TASK PROMPT | An exact copy of all entries is the expected answer.

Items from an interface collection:
------------------------------------

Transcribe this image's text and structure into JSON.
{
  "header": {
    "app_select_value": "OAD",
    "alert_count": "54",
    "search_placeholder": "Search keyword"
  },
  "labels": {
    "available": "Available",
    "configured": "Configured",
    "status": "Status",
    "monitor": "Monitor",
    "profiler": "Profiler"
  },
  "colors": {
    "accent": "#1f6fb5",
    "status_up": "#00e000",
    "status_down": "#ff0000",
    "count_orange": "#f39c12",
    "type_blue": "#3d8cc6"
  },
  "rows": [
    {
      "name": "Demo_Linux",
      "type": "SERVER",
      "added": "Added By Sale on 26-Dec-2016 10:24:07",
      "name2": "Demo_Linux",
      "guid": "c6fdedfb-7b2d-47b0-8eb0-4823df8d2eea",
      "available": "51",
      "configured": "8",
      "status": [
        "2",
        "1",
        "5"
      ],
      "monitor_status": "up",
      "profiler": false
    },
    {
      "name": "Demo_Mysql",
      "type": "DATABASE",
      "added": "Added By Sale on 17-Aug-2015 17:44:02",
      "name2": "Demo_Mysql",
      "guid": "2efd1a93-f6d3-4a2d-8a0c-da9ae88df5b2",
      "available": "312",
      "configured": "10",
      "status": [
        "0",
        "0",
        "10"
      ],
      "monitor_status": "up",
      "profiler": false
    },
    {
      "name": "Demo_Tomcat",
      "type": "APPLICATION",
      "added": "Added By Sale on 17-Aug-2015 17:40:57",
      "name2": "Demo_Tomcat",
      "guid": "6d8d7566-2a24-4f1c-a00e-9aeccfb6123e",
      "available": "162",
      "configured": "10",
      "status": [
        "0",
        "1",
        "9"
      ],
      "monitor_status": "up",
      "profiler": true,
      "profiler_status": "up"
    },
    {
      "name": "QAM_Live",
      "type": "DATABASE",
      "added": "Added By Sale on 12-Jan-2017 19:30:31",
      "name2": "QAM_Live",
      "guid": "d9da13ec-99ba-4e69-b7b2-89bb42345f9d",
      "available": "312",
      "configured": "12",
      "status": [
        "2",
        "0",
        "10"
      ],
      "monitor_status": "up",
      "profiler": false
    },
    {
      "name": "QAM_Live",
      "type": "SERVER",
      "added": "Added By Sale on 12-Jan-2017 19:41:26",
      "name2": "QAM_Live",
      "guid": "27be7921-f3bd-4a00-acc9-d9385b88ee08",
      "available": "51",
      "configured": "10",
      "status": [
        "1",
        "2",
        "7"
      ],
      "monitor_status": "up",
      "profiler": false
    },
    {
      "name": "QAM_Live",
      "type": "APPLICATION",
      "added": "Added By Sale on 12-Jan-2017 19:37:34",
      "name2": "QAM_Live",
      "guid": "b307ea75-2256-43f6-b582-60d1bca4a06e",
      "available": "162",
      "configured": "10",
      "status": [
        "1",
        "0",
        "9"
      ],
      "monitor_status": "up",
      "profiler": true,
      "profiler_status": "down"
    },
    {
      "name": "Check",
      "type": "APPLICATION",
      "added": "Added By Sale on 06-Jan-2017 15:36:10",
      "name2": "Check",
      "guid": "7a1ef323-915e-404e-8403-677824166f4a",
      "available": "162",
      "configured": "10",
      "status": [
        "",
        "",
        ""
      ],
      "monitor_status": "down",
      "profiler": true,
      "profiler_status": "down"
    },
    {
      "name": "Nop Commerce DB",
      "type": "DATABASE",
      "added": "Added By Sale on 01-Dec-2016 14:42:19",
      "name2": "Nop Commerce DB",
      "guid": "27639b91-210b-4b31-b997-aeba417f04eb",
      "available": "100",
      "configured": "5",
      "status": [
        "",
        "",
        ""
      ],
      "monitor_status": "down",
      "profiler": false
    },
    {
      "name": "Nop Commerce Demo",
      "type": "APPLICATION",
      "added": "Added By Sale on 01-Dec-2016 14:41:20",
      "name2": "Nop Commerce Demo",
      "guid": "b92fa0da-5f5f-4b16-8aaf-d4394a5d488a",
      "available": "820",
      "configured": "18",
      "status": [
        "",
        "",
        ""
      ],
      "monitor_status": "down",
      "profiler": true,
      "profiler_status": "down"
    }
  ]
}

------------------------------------

COMPLETED EXERCISE |
Transcribe this image's text and structure into JSON.
{
  "header": {
    "app_select_value": "OAD",
    "alert_count": "54",
    "search_placeholder": "Search keyword"
  },
  "labels": {
    "available": "Available",
    "configured": "Configured",
    "status": "Status",
    "monitor": "Monitor",
    "profiler": "Profiler"
  },
  "colors": {
    "accent": "#1f6fb5",
    "status_up": "#00e000",
    "status_down": "#ff0000",
    "count_orange": "#f39c12",
    "type_blue": "#3d8cc6"
  },
  "rows": [
    {
      "name": "Demo_Linux",
      "type": "SERVER",
      "added": "Added By Sale on 26-Dec-2016 10:24:07",
      "name2": "Demo_Linux",
      "guid": "c6fdedfb-7b2d-47b0-8eb0-4823df8d2eea",
      "available": "51",
      "configured": "8",
      "status": [
        "2",
        "1",
        "5"
      ],
      "monitor_status": "up",
      "profiler": false
    },
    {
      "name": "Demo_Mysql",
      "type": "DATABASE",
      "added": "Added By Sale on 17-Aug-2015 17:44:02",
      "name2": "Demo_Mysql",
      "guid": "2efd1a93-f6d3-4a2d-8a0c-da9ae88df5b2",
      "available": "312",
      "configured": "10",
      "status": [
        "0",
        "0",
        "10"
      ],
      "monitor_status": "up",
      "profiler": false
    },
    {
      "name": "Demo_Tomcat",
      "type": "APPLICATION",
      "added": "Added By Sale on 17-Aug-2015 17:40:57",
      "name2": "Demo_Tomcat",
      "guid": "6d8d7566-2a24-4f1c-a00e-9aeccfb6123e",
      "available": "162",
      "configured": "10",
      "status": [
        "0",
        "1",
        "9"
      ],
      "monitor_status": "up",
      "profiler": true,
      "profiler_status": "up"
    },
    {
      "name": "QAM_Live",
      "type": "DATABASE",
      "added": "Added By Sale on 12-Jan-2017 19:30:31",
      "name2": "QAM_Live",
      "guid": "d9da13ec-99ba-4e69-b7b2-89bb42345f9d",
      "available": "312",
      "configured": "12",
      "status": [
        "2",
        "0",
        "10"
      ],
      "monitor_status": "up",
      "profiler": false
    },
    {
      "name": "QAM_Live",
      "type": "SERVER",
      "added": "Added By Sale on 12-Jan-2017 19:41:26",
      "name2": "QAM_Live",
      "guid": "27be7921-f3bd-4a00-acc9-d9385b88ee08",
      "available": "51",
      "configured": "10",
      "status": [
        "1",
        "2",
        "7"
      ],
      "monitor_status": "up",
      "profiler": false
    },
    {
      "name": "QAM_Live",
      "type": "APPLICATION",
      "added": "Added By Sale on 12-Jan-2017 19:37:34",
      "name2": "QAM_Live",
      "guid": "b307ea75-2256-43f6-b582-60d1bca4a06e",
      "available": "162",
      "configured": "10",
      "status": [
        "1",
        "0",
        "9"
      ],
      "monitor_status": "up",
      "profiler": true,
      "profiler_status": "down"
    },
    {
      "name": "Check",
      "type": "APPLICATION",
      "added": "Added By Sale on 06-Jan-2017 15:36:10",
      "name2": "Check",
      "guid": "7a1ef323-915e-404e-8403-677824166f4a",
      "available": "162",
      "configured": "10",
      "status": [
        "",
        "",
        ""
      ],
      "monitor_status": "down",
      "profiler": true,
      "profiler_status": "down"
    },
    {
      "name": "Nop Commerce DB",
      "type": "DATABASE",
      "added": "Added By Sale on 01-Dec-2016 14:42:19",
      "name2": "Nop Commerce DB",
      "guid": "27639b91-210b-4b31-b997-aeba417f04eb",
      "available": "100",
      "configured": "5",
      "status": [
        "",
        "",
        ""
      ],
      "monitor_status": "down",
      "profiler": false
    },
    {
      "name": "Nop Commerce Demo",
      "type": "APPLICATION",
      "added": "Added By Sale on 01-Dec-2016 14:41:20",
      "name2": "Nop Commerce Demo",
      "guid": "b92fa0da-5f5f-4b16-8aaf-d4394a5d488a",
      "available": "820",
      "configured": "18",
      "status": [
        "",
        "",
        ""
      ],
      "monitor_status": "down",
      "profiler": true,
      "profiler_status": "down"
    }
  ]
}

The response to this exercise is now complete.